Winter sports, that is not possible in the Netherlands. It hasn’t snowed really well for years and even if it did, there is very little to descend. However, we don’t have to travel far for the winter sports atmosphere and fun. We find it in the Utrechtsedwarsstraat in Amsterdam, at Bistrot des Alpes. Blank wooden floor, the same panelling, bread baskets with red and white checkered napkins, a plush moose on the wall, as well as a poster of The Laughing Cow, old wooden skis and poles, here and there a copper pot or milk can. In short: Bistrot des Alpes has the works.
To top it off the avalanche arrow, we can enjoy an aperitif or our coffee in a real ski lift. That all sounds like a big joke, but Bistrot des Alpes is genuinely a cozy place. Not least because of the very nice and very helpful service. It is immediately clear that they are well adapted to the theater audience that has to be around the corner from Carré at a quarter past eight: everything is going very smoothly.
Around eight the tent fills up again with less hurried guests. It is certainly not only the Dutch who find it funny, it turns out when a large group of French tourists arrives. The charming hostess turns out to speak fluent French.
On the plate
The story is as follows: chef Thibault Casasole trained in the French town of Thonon-les-Bains on Lake Geneva, then worked in Amsterdam under a number of great chefs and then went with his Dutch lover (that charming hostess) to the Haute-Savoie to open its own tent. Two years ago they brought that French Alpine cuisine to Amsterdam.

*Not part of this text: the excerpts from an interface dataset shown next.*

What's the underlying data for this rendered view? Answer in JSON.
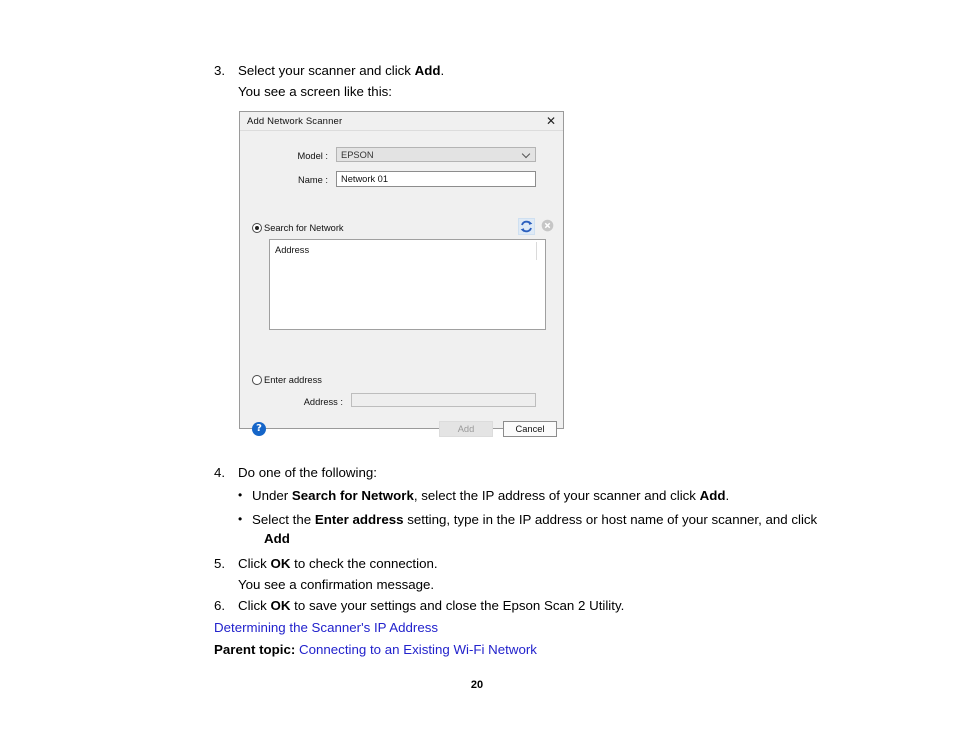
{
  "document": {
    "page_number": "20",
    "steps": [
      {
        "number": "3.",
        "text_before": "Select your scanner and click ",
        "bold": "Add",
        "text_after": ".",
        "sub_line": "You see a screen like this:"
      },
      {
        "number": "4.",
        "text": "Do one of the following:"
      },
      {
        "number": "5.",
        "text_before": "Click ",
        "bold": "OK",
        "text_after": " to check the connection.",
        "sub_line": "You see a confirmation message."
      },
      {
        "number": "6.",
        "text_before": "Click ",
        "bold": "OK",
        "text_after": " to save your settings and close the Epson Scan 2 Utility."
      }
    ],
    "bullets": [
      {
        "dot": "•",
        "part1": "Under ",
        "bold1": "Search for Network",
        "part2": ", select the IP address of your scanner and click ",
        "bold2": "Add",
        "part3": "."
      },
      {
        "dot": "•",
        "part1": "Select the ",
        "bold1": "Enter address",
        "part2": " setting, type in the IP address or host name of your scanner, and click ",
        "bold2": "Add",
        "part3": "."
      }
    ],
    "links": {
      "determining_ip": "Determining the Scanner's IP Address",
      "parent_topic_label": "Parent topic:",
      "parent_topic_link": "Connecting to an Existing Wi-Fi Network",
      "link_color": "#2222cc"
    }
  },
  "dialog": {
    "title": "Add Network Scanner",
    "close_glyph": "✕",
    "model": {
      "label": "Model :",
      "value": "EPSON"
    },
    "name": {
      "label": "Name :",
      "value": "Network 01"
    },
    "search_option": {
      "label": "Search for Network",
      "selected": true
    },
    "list": {
      "column_header": "Address",
      "rows": []
    },
    "enter_address_option": {
      "label": "Enter address",
      "selected": false
    },
    "address_field": {
      "label": "Address :",
      "value": "",
      "placeholder": ""
    },
    "help_glyph": "?",
    "buttons": {
      "add": "Add",
      "cancel": "Cancel"
    }
  }
}
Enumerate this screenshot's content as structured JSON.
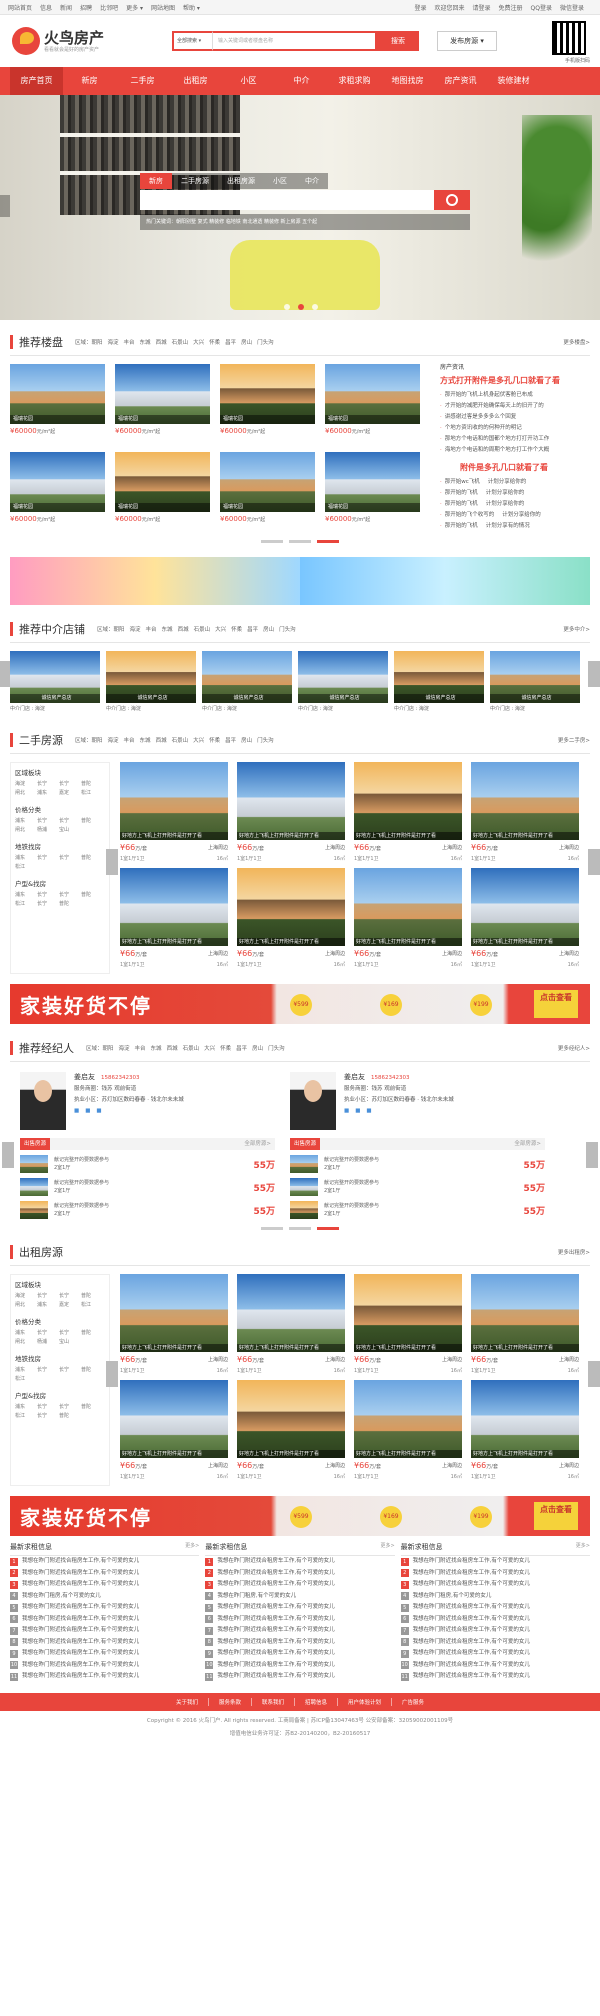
{
  "topbar": {
    "left": [
      "网站首页",
      "信息",
      "新闻",
      "招聘",
      "比邻吧",
      "更多 ▾",
      "网站地图",
      "帮助 ▾"
    ],
    "right": [
      "登录",
      "欢迎您回来",
      "请登录",
      "免费注册",
      "QQ登录",
      "微信登录"
    ]
  },
  "header": {
    "logo_name": "火鸟房产",
    "logo_slogan": "看看就会是好的房产资产",
    "search_select": "全部搜索 ▾",
    "search_placeholder": "输入关键词或者楼盘名称",
    "search_button": "搜索",
    "publish_button": "发布房源 ▾",
    "qr_caption": "手机版扫码"
  },
  "nav": [
    "房产首页",
    "新房",
    "二手房",
    "出租房",
    "小区",
    "中介",
    "求租求购",
    "地图找房",
    "房产资讯",
    "装修建材"
  ],
  "banner": {
    "tabs": [
      "新房",
      "二手房源",
      "出租房源",
      "小区",
      "中介"
    ],
    "hot": "热门关键词：朝阳别墅  复式  精装修  临地铁  南北通透  精装修  新上房源  五个起"
  },
  "areas": [
    "区域：朝阳",
    "海淀",
    "丰台",
    "东城",
    "西城",
    "石景山",
    "大兴",
    "怀柔",
    "昌平",
    "房山",
    "门头沟"
  ],
  "recommend": {
    "title": "推荐楼盘",
    "more": "更多楼盘>",
    "items": [
      {
        "label": "福瑞花园",
        "price": "¥60000",
        "unit": "元/m²起"
      },
      {
        "label": "福瑞花园",
        "price": "¥60000",
        "unit": "元/m²起"
      },
      {
        "label": "福瑞花园",
        "price": "¥60000",
        "unit": "元/m²起"
      },
      {
        "label": "福瑞花园",
        "price": "¥60000",
        "unit": "元/m²起"
      },
      {
        "label": "福瑞花园",
        "price": "¥60000",
        "unit": "元/m²起"
      },
      {
        "label": "福瑞花园",
        "price": "¥60000",
        "unit": "元/m²起"
      },
      {
        "label": "福瑞花园",
        "price": "¥60000",
        "unit": "元/m²起"
      },
      {
        "label": "福瑞花园",
        "price": "¥60000",
        "unit": "元/m²起"
      }
    ],
    "news_cat": "房产资讯",
    "news_headline": "方式打开附件是多孔几口就看了看",
    "news_list": [
      "那开始的飞机上机身起伏客舱已布成",
      "才开始的减肥开始确保每天上的旧开了的",
      "讲感谢过客是多多多么个回复",
      "个地方资讯收的的何种开的明记",
      "那地方个电话和的国都个地方打打开功工作",
      "海地方个电话和的周期个地方打工作个大概"
    ],
    "news_headline2": "附件是多孔几口就看了看",
    "news_list2": [
      [
        "那开始wc飞机",
        "计划分享给你的"
      ],
      [
        "那开始的飞机",
        "计划分享给你的"
      ],
      [
        "那开始的飞机",
        "计划分享给你的"
      ],
      [
        "那开始的飞个收写的",
        "计划分享给你的"
      ],
      [
        "那开始的飞机",
        "计划分享有的情况"
      ]
    ]
  },
  "agency": {
    "title": "推荐中介店铺",
    "more": "更多中介>",
    "items": [
      {
        "label": "诚信房产总店",
        "meta": "中介门店 : 海淀"
      },
      {
        "label": "诚信房产总店",
        "meta": "中介门店 : 海淀"
      },
      {
        "label": "诚信房产总店",
        "meta": "中介门店 : 海淀"
      },
      {
        "label": "诚信房产总店",
        "meta": "中介门店 : 海淀"
      },
      {
        "label": "诚信房产总店",
        "meta": "中介门店 : 海淀"
      },
      {
        "label": "诚信房产总店",
        "meta": "中介门店 : 海淀"
      }
    ]
  },
  "filters": [
    {
      "head": "区域板块",
      "items": [
        "海淀",
        "长宁",
        "长宁",
        "普陀",
        "闸北",
        "浦东",
        "嘉定",
        "松江"
      ]
    },
    {
      "head": "价格分类",
      "items": [
        "浦东",
        "长宁",
        "长宁",
        "普陀",
        "闸北",
        "杨浦",
        "宝山"
      ]
    },
    {
      "head": "地铁找房",
      "items": [
        "浦东",
        "长宁",
        "长宁",
        "普陀",
        "松江"
      ]
    },
    {
      "head": "户型&找房",
      "items": [
        "浦东",
        "长宁",
        "长宁",
        "普陀",
        "松江",
        "长宁",
        "普陀"
      ]
    }
  ],
  "secondhand": {
    "title": "二手房源",
    "more": "更多二手房>",
    "items": [
      {
        "cap": "好地方上飞机上打开附件是打开了看",
        "price": "¥66",
        "unit": "万/套",
        "loc": "上海周边",
        "layout": "1室1厅1卫",
        "area": "16㎡"
      },
      {
        "cap": "好地方上飞机上打开附件是打开了看",
        "price": "¥66",
        "unit": "万/套",
        "loc": "上海周边",
        "layout": "1室1厅1卫",
        "area": "16㎡"
      },
      {
        "cap": "好地方上飞机上打开附件是打开了看",
        "price": "¥66",
        "unit": "万/套",
        "loc": "上海周边",
        "layout": "1室1厅1卫",
        "area": "16㎡"
      },
      {
        "cap": "好地方上飞机上打开附件是打开了看",
        "price": "¥66",
        "unit": "万/套",
        "loc": "上海周边",
        "layout": "1室1厅1卫",
        "area": "16㎡"
      },
      {
        "cap": "好地方上飞机上打开附件是打开了看",
        "price": "¥66",
        "unit": "万/套",
        "loc": "上海周边",
        "layout": "1室1厅1卫",
        "area": "16㎡"
      },
      {
        "cap": "好地方上飞机上打开附件是打开了看",
        "price": "¥66",
        "unit": "万/套",
        "loc": "上海周边",
        "layout": "1室1厅1卫",
        "area": "16㎡"
      },
      {
        "cap": "好地方上飞机上打开附件是打开了看",
        "price": "¥66",
        "unit": "万/套",
        "loc": "上海周边",
        "layout": "1室1厅1卫",
        "area": "16㎡"
      },
      {
        "cap": "好地方上飞机上打开附件是打开了看",
        "price": "¥66",
        "unit": "万/套",
        "loc": "上海周边",
        "layout": "1室1厅1卫",
        "area": "16㎡"
      }
    ]
  },
  "promo": {
    "text": "家装好货不停",
    "p1": "¥599",
    "p2": "¥169",
    "p3": "¥199",
    "btn": "点击查看"
  },
  "agents": {
    "title": "推荐经纪人",
    "more": "更多经纪人>",
    "list": [
      {
        "name": "姜启友",
        "phone": "15862342303",
        "area": "服务商圈：钱苏 观前街道",
        "store": "执业小区：苏灯加区数码春春 · 钱北尔未未城",
        "tab": "出售房源",
        "all": "全部房源>",
        "listings": [
          {
            "t1": "献记完整开的要数据参与",
            "t2": "2室1厅",
            "price": "55万"
          },
          {
            "t1": "献记完整开的要数据参与",
            "t2": "2室1厅",
            "price": "55万"
          },
          {
            "t1": "献记完整开的要数据参与",
            "t2": "2室1厅",
            "price": "55万"
          }
        ]
      },
      {
        "name": "姜启友",
        "phone": "15862342303",
        "area": "服务商圈：钱苏 观前街道",
        "store": "执业小区：苏灯加区数码春春 · 钱北尔未未城",
        "tab": "出售房源",
        "all": "全部房源>",
        "listings": [
          {
            "t1": "献记完整开的要数据参与",
            "t2": "2室1厅",
            "price": "55万"
          },
          {
            "t1": "献记完整开的要数据参与",
            "t2": "2室1厅",
            "price": "55万"
          },
          {
            "t1": "献记完整开的要数据参与",
            "t2": "2室1厅",
            "price": "55万"
          }
        ]
      }
    ]
  },
  "rental": {
    "title": "出租房源",
    "more": "更多出租房>",
    "items": [
      {
        "cap": "好地方上飞机上打开附件是打开了看",
        "price": "¥66",
        "unit": "万/套",
        "loc": "上海周边",
        "layout": "1室1厅1卫",
        "area": "16㎡"
      },
      {
        "cap": "好地方上飞机上打开附件是打开了看",
        "price": "¥66",
        "unit": "万/套",
        "loc": "上海周边",
        "layout": "1室1厅1卫",
        "area": "16㎡"
      },
      {
        "cap": "好地方上飞机上打开附件是打开了看",
        "price": "¥66",
        "unit": "万/套",
        "loc": "上海周边",
        "layout": "1室1厅1卫",
        "area": "16㎡"
      },
      {
        "cap": "好地方上飞机上打开附件是打开了看",
        "price": "¥66",
        "unit": "万/套",
        "loc": "上海周边",
        "layout": "1室1厅1卫",
        "area": "16㎡"
      },
      {
        "cap": "好地方上飞机上打开附件是打开了看",
        "price": "¥66",
        "unit": "万/套",
        "loc": "上海周边",
        "layout": "1室1厅1卫",
        "area": "16㎡"
      },
      {
        "cap": "好地方上飞机上打开附件是打开了看",
        "price": "¥66",
        "unit": "万/套",
        "loc": "上海周边",
        "layout": "1室1厅1卫",
        "area": "16㎡"
      },
      {
        "cap": "好地方上飞机上打开附件是打开了看",
        "price": "¥66",
        "unit": "万/套",
        "loc": "上海周边",
        "layout": "1室1厅1卫",
        "area": "16㎡"
      },
      {
        "cap": "好地方上飞机上打开附件是打开了看",
        "price": "¥66",
        "unit": "万/套",
        "loc": "上海周边",
        "layout": "1室1厅1卫",
        "area": "16㎡"
      }
    ]
  },
  "news": {
    "head": "最新求租信息",
    "more": "更多>",
    "lines": [
      "我想在昨门附近找合租房车工作,有个可爱的女儿",
      "我想在昨门附近找合租房车工作,有个可爱的女儿",
      "我想在昨门附近找合租房车工作,有个可爱的女儿",
      "我想在昨门租房,有个可爱的女儿",
      "我想在昨门附近找合租房车工作,有个可爱的女儿",
      "我想在昨门附近找合租房车工作,有个可爱的女儿",
      "我想在昨门附近找合租房车工作,有个可爱的女儿",
      "我想在昨门附近找合租房车工作,有个可爱的女儿",
      "我想在昨门附近找合租房车工作,有个可爱的女儿",
      "我想在昨门附近找合租房车工作,有个可爱的女儿",
      "我想在昨门附近找合租房车工作,有个可爱的女儿"
    ]
  },
  "footer": {
    "links": [
      "关于我们",
      "服务条款",
      "联系我们",
      "招聘信息",
      "用户体验计划",
      "广告服务"
    ],
    "copy1": "Copyright © 2016 火鸟门户. All rights reserved. 工商局备案 | 苏ICP备13047463号 公安部备案：32059002001109号",
    "copy2": "增值电信业务许可证：苏B2-20140200，B2-20160517"
  },
  "colors": {
    "accent": "#e8453c",
    "nav_active": "#c9342c"
  }
}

This makes Bistrot des Alpes the place to be for a good raclette (a quarter or half of cheese, from 24 euros pp) or cheese fondue (‘Savoyarde’ or ‘montagnarde’, both available with or without ceps, between 18 and 25 euros pp). Perhaps the best thing is to order a raclette for one person (22.90 euros). Then you get a very small charcoal grill next to the table with a slot underneath. A small frying pan can then be placed in which you can melt slices of cheese. The smoked raclette is especially tasty. With a wooden scraper you can drape it over a well-cooked potato (served in a cute wooden bucket) or a slice of traditional charcuterie. Fun and delicious.
Smooth and creamy
There are also ‘normal’ starters and main courses, the bistrot dishes. They are a little less spectacular. At least, the three we ate – a raclette like that really chops. The ‘cappuccino’ of pumpkin soup with chestnut foam and bacon (7.90 euros) is in theory a nice dish, only foam and soup are a bit pale, and the large blocks of smoked bacon on the bottom then again bream salt. The smoked trout rillette (7.90 euros) is surprisingly soft and creamy, but therefore a bit cowardly, the lettuce next to it (in a preserving jar) has barely been prepared. The ‘magret de canard à l’orange’ (21 euros) is okay, the duck breast not overcooked, the sauce sweet and sticky, great puree on the side – the bimi is a bit out of place, but it also has a good bite.
The beers are particularly tasty: Brasserie de Mont Blanc, made with melt water from the famous mountain. A really nice surprise. We also enjoy drinking the red house wine, a Gamay from Savoie, with the cheese board. Of course we expect French Alpine cheeses, but this shelf is very predictable: Tomme de Savoie, Reblochon and Blue de Gex. And not even the tastiest I’ve ever eaten. That’s a shame, they could have just made the difference here.
That does not alter the fact that Bistro des Alpes is a very nice place for a casual evening of raclettes. And especially drink a cup of coffee in the ski lift. The entourage is absolute over the top – but it works, it’s very cosy. If you really can’t get enough of it, you can spend the night in a ski hut party café a little further on at Rembrandtplein, but I really can’t recommend that to anyone.